Kleib added "Talk to us, call our law enforcement on what to do with this, rather than just shifting the burden, shifting the responsibility back to Indonesia," at a conference about irregular migration with attendants from 14 countries, including Australia.
Australia had turned back the 16 refugees -13 Indians, two Nepalese and one Bangladeshi- who arrived last Friday on its Christmas Island in the Indian Ocean.
Australian authorities also destroyed their boat and sent them back in another vessel.
The whereabouts of the vessel remained unknown until its discovery in Kupang, Indonesia, some 2,000 km (1,240 miles) east of Christmas Island, Sky News reported.
A fisherman, Daniel Lani said the boat was found in the sea with an empty fuel tank.
"They [the refugees] were screaming for help, and we helped them to land," he told national news agency Antara.
Muhammad Anwar, the Bangladeshi asylum seeker said "We sailed to Christmas Island in Australia.
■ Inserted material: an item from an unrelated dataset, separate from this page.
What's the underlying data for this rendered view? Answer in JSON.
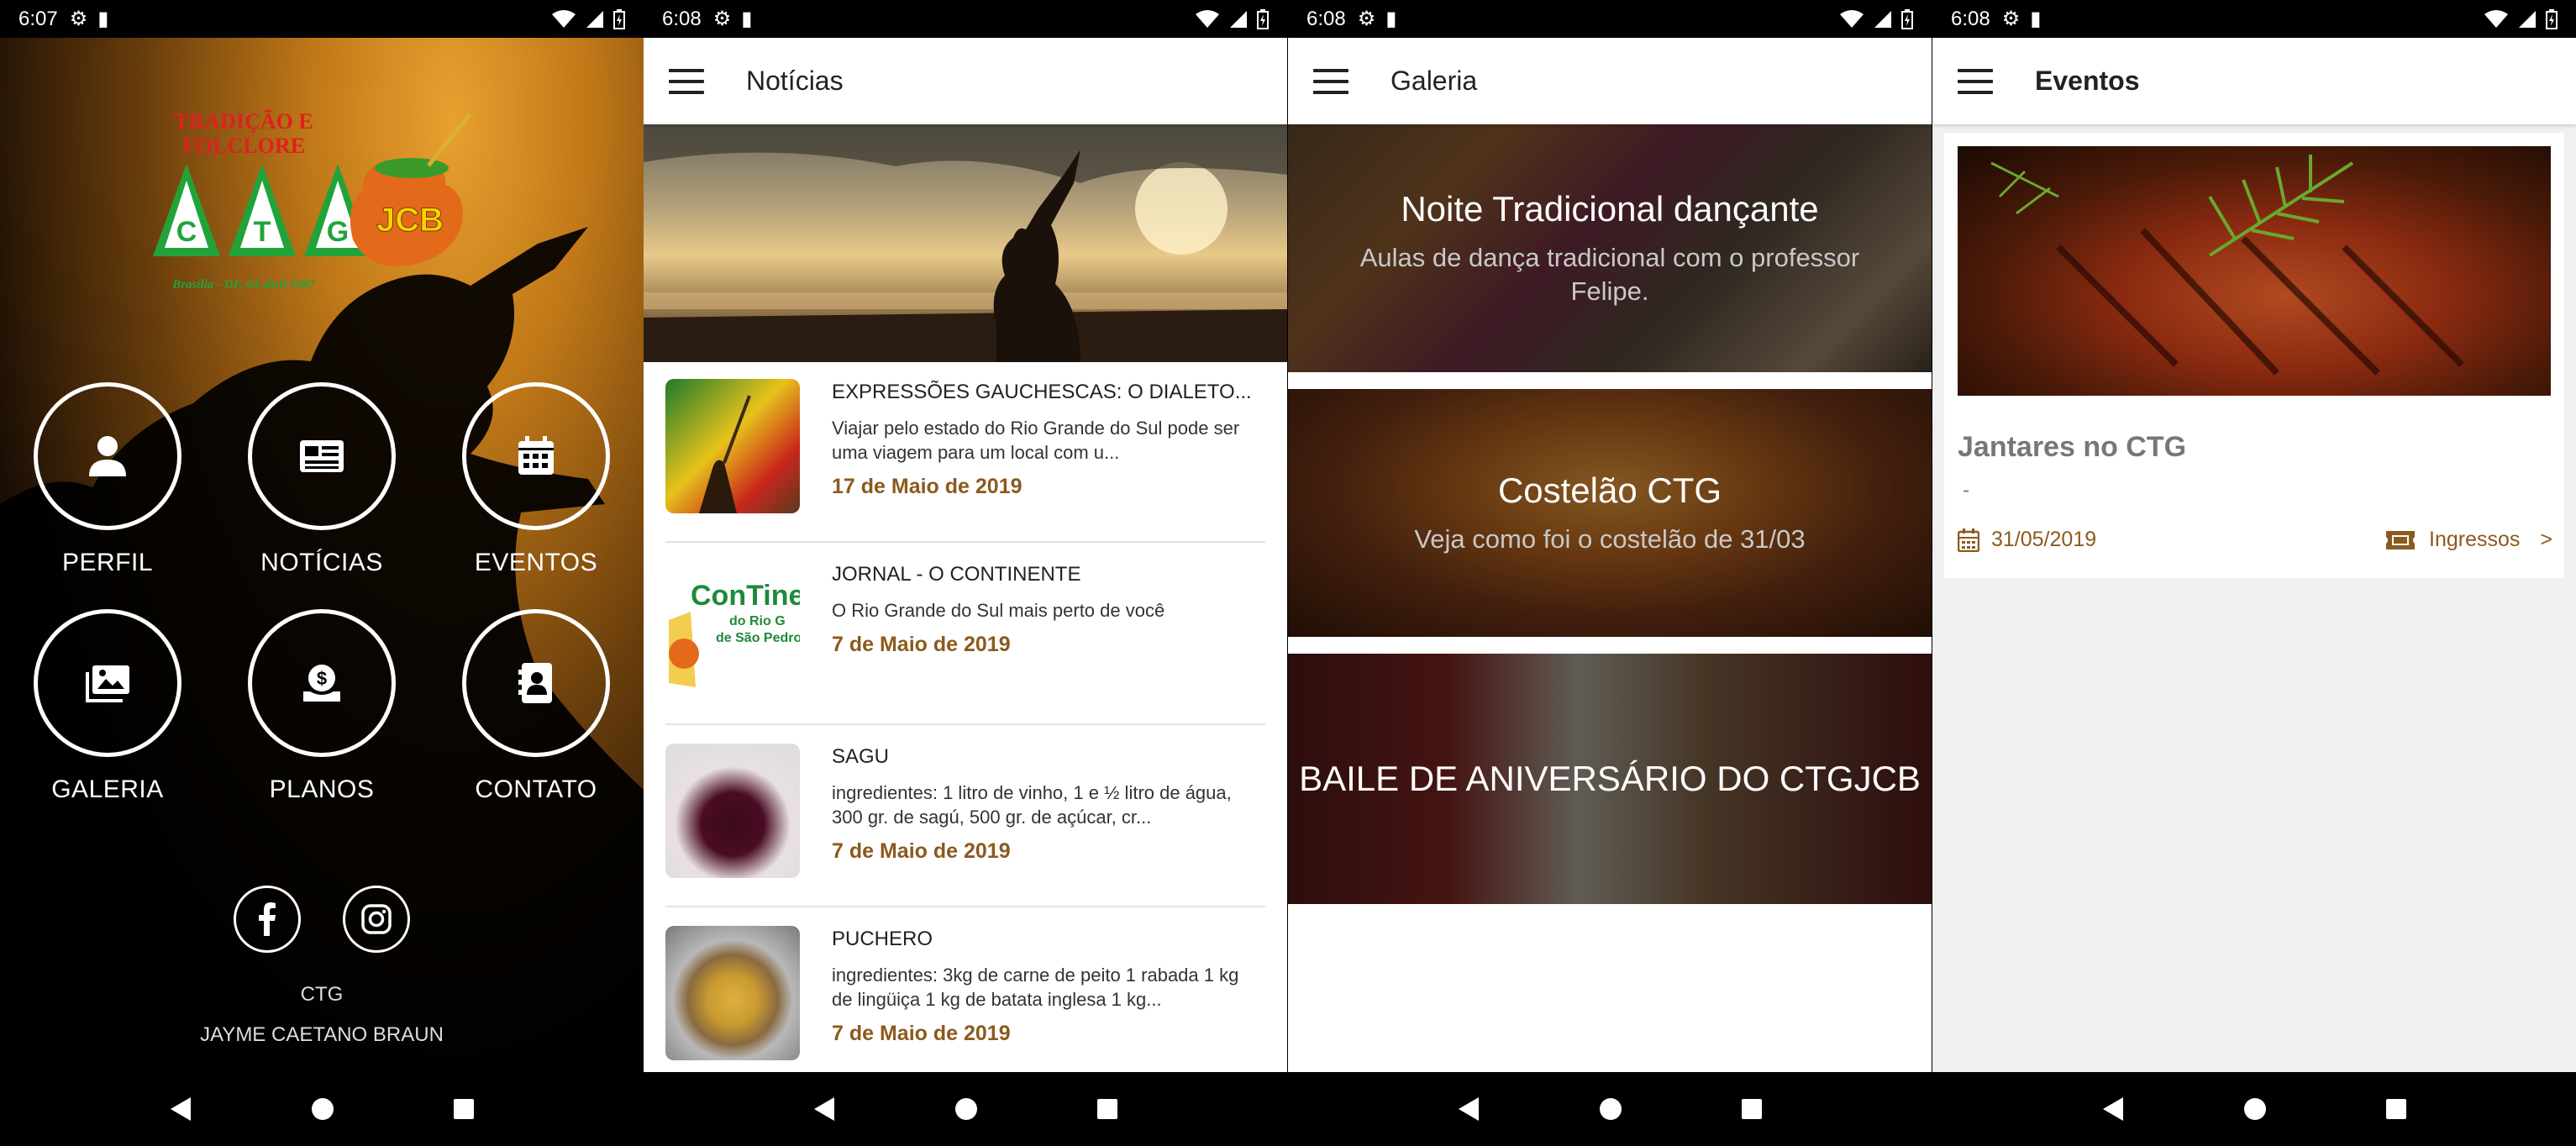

When I got there, we were detained for four days, and the ships that we took from Jakarta were destroyed."
Asylum seekers had sailed from Indonesia’s West Java on November 18 and reached Christmas Island on November 23.
"Indonesia's stance remains that boat push-backs are endangering," Arrmanatha Nasir, Indonesian Foreign Ministry spokesperson, told Fairfax Media.
Nasir said that they will try to address the issue with Australian officials during a conference in Jakarta.
The United Nations and rights groups have criticised Australia for its refugee policy.
Australia denies resettlement to all asylum seekers arriving by sea, even if they are found to be genuine refugees.